#### [Your task]
Your answer should consist of each line below that contains the string "Success".

#### [Working data]
- Opening Delimiter -

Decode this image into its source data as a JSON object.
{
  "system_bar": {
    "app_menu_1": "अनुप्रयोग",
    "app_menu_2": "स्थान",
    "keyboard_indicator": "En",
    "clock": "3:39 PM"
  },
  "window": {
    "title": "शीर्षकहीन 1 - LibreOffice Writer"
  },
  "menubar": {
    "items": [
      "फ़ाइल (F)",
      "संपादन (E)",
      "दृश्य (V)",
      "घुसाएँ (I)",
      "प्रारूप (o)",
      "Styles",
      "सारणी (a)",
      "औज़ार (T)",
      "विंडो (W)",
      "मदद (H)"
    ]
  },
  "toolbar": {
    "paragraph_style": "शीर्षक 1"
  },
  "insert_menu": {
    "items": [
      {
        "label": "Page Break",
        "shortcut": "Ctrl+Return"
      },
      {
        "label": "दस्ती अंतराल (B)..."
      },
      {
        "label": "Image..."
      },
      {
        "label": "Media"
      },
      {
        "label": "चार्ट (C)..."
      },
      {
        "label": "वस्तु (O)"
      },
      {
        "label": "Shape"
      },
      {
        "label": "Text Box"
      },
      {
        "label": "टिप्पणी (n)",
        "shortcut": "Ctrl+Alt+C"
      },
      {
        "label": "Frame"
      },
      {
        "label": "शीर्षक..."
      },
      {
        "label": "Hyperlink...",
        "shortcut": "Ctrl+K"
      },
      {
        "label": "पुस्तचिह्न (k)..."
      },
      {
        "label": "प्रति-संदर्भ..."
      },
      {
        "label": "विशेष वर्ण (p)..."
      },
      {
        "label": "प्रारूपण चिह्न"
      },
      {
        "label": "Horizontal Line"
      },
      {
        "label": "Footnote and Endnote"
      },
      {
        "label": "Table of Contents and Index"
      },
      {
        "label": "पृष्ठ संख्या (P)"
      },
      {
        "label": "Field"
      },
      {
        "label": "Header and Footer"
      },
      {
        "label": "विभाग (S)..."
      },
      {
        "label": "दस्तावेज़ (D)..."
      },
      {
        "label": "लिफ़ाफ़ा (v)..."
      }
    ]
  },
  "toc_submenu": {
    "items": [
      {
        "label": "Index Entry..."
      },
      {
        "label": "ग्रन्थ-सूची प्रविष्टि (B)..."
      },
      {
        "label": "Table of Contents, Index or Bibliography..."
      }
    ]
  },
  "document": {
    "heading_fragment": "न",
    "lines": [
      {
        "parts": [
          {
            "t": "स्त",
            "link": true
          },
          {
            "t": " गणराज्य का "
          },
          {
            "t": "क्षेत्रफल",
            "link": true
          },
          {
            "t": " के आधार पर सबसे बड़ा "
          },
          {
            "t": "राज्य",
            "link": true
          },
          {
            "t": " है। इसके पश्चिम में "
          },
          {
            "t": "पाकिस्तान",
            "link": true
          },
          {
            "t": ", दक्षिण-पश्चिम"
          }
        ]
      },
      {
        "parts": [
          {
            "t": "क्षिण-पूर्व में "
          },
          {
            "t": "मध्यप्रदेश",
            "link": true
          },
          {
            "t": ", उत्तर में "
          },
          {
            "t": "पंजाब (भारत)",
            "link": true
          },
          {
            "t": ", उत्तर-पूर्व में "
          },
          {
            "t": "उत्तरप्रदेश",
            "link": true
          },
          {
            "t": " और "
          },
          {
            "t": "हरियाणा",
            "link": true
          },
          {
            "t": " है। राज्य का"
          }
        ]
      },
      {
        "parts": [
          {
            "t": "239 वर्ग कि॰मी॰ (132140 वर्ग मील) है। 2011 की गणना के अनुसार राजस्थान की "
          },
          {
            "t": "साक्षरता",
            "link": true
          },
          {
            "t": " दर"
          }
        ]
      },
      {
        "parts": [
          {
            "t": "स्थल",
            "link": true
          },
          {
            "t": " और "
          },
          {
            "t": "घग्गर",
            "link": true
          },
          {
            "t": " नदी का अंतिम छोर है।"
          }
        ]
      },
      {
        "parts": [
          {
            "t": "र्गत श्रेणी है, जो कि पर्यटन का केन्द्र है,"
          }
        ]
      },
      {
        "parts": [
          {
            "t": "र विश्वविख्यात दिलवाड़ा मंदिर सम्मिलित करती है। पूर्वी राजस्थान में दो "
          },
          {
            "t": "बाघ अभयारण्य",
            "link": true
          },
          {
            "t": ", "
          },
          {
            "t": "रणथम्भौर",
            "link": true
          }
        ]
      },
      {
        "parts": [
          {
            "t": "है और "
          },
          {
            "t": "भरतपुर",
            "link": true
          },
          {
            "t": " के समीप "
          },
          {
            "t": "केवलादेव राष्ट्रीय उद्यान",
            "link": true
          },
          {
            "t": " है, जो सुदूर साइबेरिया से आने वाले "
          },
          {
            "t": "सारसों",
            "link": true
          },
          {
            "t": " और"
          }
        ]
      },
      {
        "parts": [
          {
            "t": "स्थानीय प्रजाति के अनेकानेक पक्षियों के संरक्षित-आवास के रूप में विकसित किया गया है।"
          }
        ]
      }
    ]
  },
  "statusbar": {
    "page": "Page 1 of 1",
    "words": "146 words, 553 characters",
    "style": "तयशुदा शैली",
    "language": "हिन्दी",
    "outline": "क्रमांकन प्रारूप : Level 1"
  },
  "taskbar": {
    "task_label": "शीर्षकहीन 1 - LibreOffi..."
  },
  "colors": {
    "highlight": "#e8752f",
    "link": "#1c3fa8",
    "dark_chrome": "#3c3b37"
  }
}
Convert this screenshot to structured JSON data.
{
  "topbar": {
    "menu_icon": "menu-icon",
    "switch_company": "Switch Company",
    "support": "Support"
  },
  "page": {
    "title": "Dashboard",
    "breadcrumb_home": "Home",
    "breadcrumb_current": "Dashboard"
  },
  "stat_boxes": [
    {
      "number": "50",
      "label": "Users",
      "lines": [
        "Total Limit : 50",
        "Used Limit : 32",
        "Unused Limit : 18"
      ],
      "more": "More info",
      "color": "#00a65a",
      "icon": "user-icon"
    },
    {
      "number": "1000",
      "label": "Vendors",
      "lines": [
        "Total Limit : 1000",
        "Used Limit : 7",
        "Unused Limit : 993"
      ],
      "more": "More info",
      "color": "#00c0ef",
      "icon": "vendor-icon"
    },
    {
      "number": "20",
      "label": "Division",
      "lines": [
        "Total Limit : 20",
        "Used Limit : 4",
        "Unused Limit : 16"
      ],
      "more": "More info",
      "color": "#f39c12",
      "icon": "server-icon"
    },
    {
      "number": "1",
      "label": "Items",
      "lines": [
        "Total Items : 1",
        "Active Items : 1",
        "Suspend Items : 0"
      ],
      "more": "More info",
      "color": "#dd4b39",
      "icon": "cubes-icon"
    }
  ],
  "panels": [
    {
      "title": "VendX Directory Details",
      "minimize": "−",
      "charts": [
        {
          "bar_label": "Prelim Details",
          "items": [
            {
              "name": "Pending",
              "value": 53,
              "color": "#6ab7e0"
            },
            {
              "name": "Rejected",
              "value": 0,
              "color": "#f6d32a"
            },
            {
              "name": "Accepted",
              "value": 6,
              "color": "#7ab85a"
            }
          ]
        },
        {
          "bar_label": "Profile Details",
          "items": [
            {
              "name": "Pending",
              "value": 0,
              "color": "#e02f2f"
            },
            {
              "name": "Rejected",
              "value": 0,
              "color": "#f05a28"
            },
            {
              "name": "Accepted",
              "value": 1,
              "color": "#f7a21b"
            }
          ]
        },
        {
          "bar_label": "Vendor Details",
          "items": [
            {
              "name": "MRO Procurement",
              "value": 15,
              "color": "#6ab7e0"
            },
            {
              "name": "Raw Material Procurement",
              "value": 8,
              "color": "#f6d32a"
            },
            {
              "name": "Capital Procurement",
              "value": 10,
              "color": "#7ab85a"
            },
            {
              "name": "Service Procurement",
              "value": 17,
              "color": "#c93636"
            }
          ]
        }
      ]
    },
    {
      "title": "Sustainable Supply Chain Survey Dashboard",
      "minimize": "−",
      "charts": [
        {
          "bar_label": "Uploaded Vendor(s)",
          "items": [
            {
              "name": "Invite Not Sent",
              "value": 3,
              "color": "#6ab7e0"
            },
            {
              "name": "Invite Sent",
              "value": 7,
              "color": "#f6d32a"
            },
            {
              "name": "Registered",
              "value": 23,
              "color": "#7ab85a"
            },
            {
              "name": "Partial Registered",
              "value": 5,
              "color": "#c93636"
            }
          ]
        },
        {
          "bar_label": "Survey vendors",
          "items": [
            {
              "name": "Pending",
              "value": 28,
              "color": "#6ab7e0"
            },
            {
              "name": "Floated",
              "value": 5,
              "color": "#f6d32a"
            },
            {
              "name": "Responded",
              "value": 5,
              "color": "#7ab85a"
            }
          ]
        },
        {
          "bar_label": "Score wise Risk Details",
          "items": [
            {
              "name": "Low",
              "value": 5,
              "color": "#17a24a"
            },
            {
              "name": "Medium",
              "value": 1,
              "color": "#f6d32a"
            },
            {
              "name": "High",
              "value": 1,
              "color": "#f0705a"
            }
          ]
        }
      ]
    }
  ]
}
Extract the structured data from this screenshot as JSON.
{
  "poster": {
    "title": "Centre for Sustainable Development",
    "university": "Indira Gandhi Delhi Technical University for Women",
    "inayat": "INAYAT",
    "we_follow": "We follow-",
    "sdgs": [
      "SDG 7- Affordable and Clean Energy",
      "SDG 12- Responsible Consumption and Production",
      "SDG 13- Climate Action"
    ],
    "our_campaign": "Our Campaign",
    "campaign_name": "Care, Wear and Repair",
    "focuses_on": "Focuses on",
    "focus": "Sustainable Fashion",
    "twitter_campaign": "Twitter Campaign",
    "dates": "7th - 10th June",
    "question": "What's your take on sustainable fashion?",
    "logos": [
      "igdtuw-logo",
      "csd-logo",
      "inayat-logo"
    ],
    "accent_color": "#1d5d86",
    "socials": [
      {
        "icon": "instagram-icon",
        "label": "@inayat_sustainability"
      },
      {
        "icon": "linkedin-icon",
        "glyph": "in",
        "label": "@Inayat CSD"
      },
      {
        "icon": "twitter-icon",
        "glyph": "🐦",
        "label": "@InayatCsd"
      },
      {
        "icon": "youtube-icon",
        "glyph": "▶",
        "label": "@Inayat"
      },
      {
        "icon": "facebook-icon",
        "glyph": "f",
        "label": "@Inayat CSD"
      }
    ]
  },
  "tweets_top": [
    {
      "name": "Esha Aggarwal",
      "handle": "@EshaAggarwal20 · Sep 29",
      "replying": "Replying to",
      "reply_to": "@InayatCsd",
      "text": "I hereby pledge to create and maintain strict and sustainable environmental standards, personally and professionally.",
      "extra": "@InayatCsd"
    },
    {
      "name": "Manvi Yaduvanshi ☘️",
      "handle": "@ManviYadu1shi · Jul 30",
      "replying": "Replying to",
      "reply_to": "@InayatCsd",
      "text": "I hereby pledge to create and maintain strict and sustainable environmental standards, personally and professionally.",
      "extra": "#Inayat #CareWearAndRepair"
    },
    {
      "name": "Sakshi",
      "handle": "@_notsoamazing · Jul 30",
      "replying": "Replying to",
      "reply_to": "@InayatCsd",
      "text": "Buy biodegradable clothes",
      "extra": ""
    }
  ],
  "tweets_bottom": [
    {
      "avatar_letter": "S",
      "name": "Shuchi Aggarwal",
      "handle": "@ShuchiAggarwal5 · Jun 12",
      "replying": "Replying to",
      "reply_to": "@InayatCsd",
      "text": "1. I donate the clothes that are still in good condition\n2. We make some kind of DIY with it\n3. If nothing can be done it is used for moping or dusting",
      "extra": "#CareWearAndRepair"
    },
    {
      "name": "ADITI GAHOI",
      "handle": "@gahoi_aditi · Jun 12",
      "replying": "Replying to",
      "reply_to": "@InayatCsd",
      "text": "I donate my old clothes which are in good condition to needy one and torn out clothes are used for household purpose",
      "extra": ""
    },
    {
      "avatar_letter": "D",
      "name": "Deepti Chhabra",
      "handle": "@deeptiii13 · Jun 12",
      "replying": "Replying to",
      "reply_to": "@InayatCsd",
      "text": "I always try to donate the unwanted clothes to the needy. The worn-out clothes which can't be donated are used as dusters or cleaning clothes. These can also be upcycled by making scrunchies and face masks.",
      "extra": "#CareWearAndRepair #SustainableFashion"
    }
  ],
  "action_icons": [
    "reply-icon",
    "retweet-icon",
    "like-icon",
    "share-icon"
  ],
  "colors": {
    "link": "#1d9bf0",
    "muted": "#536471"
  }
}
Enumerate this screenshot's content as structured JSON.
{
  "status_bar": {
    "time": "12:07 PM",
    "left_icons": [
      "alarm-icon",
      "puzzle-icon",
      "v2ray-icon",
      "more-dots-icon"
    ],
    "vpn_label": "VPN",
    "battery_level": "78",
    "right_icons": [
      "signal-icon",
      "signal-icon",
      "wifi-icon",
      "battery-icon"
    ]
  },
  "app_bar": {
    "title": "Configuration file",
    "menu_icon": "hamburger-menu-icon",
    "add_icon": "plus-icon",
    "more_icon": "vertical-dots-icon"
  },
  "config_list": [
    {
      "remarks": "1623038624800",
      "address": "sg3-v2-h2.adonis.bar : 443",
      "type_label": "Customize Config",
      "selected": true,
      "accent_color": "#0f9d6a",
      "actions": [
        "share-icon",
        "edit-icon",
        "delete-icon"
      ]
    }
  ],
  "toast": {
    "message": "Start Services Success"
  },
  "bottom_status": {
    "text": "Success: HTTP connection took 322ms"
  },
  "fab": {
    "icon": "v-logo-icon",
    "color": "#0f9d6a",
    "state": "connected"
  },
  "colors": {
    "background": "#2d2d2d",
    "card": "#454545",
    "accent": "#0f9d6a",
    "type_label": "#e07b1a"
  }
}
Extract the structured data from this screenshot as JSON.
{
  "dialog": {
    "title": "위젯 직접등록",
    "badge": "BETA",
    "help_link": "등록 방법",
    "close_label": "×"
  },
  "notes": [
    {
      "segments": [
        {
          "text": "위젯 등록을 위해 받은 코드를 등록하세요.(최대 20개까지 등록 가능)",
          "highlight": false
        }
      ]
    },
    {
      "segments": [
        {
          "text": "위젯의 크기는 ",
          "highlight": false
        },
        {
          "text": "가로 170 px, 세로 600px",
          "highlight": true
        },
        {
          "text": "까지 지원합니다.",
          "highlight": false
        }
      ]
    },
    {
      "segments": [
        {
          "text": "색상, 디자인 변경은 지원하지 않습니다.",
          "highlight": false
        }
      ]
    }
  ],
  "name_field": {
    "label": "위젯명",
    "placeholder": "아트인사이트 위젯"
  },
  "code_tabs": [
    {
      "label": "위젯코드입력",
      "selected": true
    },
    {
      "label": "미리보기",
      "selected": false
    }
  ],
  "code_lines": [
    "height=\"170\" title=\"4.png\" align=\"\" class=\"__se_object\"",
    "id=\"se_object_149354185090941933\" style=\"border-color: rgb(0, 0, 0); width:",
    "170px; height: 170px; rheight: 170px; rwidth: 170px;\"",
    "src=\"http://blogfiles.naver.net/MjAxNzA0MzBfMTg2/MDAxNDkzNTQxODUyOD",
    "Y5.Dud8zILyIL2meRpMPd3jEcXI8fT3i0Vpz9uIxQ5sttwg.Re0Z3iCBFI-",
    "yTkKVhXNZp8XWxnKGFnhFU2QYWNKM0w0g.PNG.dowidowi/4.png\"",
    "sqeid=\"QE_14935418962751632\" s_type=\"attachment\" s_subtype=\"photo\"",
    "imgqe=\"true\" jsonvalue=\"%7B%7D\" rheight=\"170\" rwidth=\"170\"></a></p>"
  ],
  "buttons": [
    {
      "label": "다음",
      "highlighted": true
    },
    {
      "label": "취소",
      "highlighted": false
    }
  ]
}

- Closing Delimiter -

#### [Solution]
    "message": "Start Services Success"
    "text": "Success: HTTP connection took 322ms"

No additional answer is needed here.